D4 is a weird-ass video game.
Specifically, D4 (short for Dark Dreams Don’t Die) is a weird-ass video game from SWERY65, most notable for his work directing Deadly Premonition, a cult-classic budget title from last-gen which still sits on my personal Pile of Shame. However, D4 was on sale this week, and I needed something short to fill my time before Fallout 4 came out, and I found myself quite enjoying this weird little romp.
The thing that stuck with me the most, though, was maybe how the game used Quick-Time events. Actually no, the thing that stuck with me the most was the effeminate fashion designer who has a mannequin girlfriend and yells “Aaaaaaaaaaaavant-garde!“. QTEs were a definite number two, though.
Specifically, a lot of the QTEs in this game felt so good. Never did I just have to hit an arbitrary button in order to make some obscure event happen. Instead, QTEs in this game are almost all extremely tied to the motion of the character: make an rightwards motion to open the fridge door, make an upwards motion to dive forward for a baseball, and, my personal favorite, swipe downwards to slam a shot glass formerly full of tequila on the table.
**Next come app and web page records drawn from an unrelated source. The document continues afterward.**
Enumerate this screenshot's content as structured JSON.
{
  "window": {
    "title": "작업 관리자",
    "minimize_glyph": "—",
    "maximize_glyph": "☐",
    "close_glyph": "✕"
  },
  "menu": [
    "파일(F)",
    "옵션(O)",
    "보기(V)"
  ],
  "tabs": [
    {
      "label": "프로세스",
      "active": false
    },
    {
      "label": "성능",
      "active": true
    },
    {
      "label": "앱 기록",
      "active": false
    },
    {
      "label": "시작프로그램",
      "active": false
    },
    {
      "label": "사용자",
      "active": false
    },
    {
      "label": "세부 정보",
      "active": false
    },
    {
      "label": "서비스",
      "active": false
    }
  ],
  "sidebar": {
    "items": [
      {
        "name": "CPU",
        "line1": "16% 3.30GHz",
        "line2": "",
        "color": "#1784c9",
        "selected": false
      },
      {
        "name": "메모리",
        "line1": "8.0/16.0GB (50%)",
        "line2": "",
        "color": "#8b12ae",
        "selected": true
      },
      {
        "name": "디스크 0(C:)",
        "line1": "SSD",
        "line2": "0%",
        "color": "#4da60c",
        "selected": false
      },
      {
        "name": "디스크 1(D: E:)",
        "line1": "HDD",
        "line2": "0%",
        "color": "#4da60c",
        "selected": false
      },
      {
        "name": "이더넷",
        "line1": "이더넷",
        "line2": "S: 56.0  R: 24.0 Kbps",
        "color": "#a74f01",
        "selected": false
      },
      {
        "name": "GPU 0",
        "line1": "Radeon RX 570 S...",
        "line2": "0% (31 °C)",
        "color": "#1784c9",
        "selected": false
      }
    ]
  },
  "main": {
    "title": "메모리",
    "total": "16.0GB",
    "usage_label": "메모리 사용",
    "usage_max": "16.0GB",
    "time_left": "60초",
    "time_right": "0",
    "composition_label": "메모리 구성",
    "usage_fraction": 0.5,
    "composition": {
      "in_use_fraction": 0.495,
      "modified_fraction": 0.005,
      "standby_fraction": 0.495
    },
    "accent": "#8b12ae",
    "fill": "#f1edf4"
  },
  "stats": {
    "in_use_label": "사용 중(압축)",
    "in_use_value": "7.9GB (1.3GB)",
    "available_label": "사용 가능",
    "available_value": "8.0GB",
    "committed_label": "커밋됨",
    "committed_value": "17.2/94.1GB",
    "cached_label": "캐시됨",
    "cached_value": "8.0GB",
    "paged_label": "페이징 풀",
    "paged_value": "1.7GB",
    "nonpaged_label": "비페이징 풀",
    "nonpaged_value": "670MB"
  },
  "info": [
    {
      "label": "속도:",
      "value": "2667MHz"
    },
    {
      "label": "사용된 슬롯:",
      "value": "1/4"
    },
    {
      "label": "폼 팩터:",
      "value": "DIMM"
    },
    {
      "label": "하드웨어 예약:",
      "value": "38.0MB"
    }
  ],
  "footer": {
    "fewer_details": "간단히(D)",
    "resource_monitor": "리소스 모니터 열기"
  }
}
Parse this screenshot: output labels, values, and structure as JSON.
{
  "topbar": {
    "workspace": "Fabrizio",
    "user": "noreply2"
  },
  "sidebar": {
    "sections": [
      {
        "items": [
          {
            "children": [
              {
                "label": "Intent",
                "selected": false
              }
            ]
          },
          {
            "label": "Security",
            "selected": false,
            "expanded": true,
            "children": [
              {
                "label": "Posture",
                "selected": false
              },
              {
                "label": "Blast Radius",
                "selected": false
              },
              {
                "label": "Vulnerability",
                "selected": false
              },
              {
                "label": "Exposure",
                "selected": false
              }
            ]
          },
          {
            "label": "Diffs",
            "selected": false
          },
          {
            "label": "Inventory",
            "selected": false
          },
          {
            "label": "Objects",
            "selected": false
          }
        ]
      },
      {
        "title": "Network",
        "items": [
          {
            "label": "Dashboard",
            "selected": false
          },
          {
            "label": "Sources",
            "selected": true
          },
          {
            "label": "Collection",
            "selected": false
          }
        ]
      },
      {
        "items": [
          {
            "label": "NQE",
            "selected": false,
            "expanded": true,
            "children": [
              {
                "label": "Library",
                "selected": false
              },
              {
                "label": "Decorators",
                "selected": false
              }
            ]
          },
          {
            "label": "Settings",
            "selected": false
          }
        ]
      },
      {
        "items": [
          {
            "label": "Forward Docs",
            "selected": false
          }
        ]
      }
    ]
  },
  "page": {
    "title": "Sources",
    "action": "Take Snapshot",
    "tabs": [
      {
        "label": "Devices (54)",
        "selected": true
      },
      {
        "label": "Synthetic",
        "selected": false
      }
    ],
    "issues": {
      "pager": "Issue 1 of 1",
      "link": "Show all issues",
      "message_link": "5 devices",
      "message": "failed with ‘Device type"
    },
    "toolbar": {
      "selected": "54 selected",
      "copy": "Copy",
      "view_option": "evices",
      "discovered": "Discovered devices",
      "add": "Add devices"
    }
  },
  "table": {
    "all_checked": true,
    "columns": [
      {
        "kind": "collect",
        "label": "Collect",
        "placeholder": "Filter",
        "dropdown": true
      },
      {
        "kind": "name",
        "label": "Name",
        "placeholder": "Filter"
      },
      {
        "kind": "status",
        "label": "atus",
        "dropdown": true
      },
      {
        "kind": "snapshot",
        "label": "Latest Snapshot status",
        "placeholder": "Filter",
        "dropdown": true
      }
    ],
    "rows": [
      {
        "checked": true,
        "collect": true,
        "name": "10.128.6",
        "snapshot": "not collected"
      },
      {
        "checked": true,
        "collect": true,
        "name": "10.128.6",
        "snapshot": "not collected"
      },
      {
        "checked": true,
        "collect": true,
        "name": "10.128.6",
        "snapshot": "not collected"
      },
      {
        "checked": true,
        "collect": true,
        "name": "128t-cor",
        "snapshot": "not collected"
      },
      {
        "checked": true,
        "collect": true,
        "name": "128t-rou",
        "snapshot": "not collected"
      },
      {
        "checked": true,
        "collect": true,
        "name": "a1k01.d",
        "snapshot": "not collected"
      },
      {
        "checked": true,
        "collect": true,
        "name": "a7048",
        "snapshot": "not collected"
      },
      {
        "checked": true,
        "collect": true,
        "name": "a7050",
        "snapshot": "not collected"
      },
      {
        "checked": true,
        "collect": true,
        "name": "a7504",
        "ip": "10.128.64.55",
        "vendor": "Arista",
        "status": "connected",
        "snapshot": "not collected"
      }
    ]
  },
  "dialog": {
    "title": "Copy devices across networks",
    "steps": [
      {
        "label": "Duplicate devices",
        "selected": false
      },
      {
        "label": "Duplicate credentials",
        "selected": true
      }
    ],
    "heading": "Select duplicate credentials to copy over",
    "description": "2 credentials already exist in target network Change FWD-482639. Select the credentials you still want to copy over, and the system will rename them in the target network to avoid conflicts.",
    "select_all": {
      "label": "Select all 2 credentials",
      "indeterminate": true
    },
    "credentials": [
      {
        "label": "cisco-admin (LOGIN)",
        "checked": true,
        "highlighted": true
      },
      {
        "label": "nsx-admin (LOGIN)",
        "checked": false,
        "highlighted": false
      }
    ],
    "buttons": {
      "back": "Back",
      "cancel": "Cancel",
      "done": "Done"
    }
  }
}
Now, I’m no stranger to games which have QTEs as a primary mechanic. Season One of The Walking Dead is one of the few games which made me cry, I strongly enjoyed my time with The Wolf Among Us, and Asura’s Wrath is one of my favorite power-trips I’ve ever gone on. Of these, I’d say Asura’s Wrath probably does this style of gameplay the best, although I’d definitely argue that D4 is up with it in the Pantheon of Good Quick-Time Events (pun intended).
The reason I’d put both of those games up there is because I’d say both are good at using Quick-Time Events for really badass scenes. Both games emphasize those sorts of moments with big, flashy UI signifying motions which feel analogous to the on-screen events.
I mean, look at that big, dumb arrow. In game, it shakes, and the cursor icon burns like a comet. Sending that thing flying across the screen feels great, and the scene is framed perfectly so it feels like you’re sending David’s fist right into this guy’s face in a way that feels more satisfying than “Press X to Punch”.
I wish more games did this. I know anyone well-versed in games can remember some anticlimactic moment where a game requested only a single button push to launch into some epic cinematic that feels no more interactive than pressing play on a cool YouTube video. Actually, even Asura’s Wrath suffers from this sometimes. A single button press only makes for a good QTE when that button press has already been contextualized (for instance, in a console FPS, right trigger is usually contextualized as “shoot”, so a QTE that results in the character shooting might reasonably require a press of right trigger). Otherwise, it doesn’t feel like actual guiding interaction. It just feels like pressing play.
That isn’t the end-all, though, as D4 shows. D4‘s controls are a bit clunky (I was playing the PC port, although the game’s original home on the Xbox One as a Kinect game may be to blame), and the mouse sensitivity was always just off, no matter what setting I set it to. In a game where feeling a one-to-one connection between cursor movements and the scene is the game, this alone was a big drawback.
Even more subtly destructive, though, was the way the QTEs, specifically the ones involving swiping along a line, were all sort of the same. By that, I mean I always did them the same: by swiping the cursor along that line as fast as possible. Don’t get me wrong, in some scenes, especially the ones where that big, obnoxious arrow pops up, moving fast feels perfectly fitting. If I’m gonna throw a punch at some idiot’s face, I wanna do that with all of my speed and strength.
But that’s not the majority of D4‘s QTEs, though. Most of them are just David, like, opening a door. D4 makes me feel a connection between my gestures and the game world, but it doesn’t feel complete when I move my cursor as quickly as possible, only to have David gingerly open a door. It breaks my connection with the game. All of a sudden, it doesn’t feel like I’m controlling David with my gestures anymore. Now it just feels like an extremely elaborate play button, to watch a pre-recorded video of David opening a door.
It might seem like a really petty thing to complain about, but when I wildly swing my cursor from one side of the screen to the other, I want David to slam that door! I want to feel like my motion is translating directly into motion in the game, and isn’t just a motion-based play button. Sure, better mouse sensitivity was probably required to make such a thing work in the first place, but it would have made for a nice touch. It’s not like the game doesn’t revel in little gestures (again, the tequila shot), so being able to add our own little spin on each scene, by being able to play David as a different character based on our gestures, would have been a nice touch.
If I ever build a game with QTEs as the main mechanic, I think I’ll try to focus on this. Maybe don’t allow players to build their character through dialogue options or stats, but instead by motion. Maybe some players could play David as a careful, detail-oriented detective, who does everything slowly and with precision, while others play David as a rampaging rogue cop, slamming every door in sight. Body language is, after all, the source of most human communication, so it would be interesting to allow players to express themselves in such a way.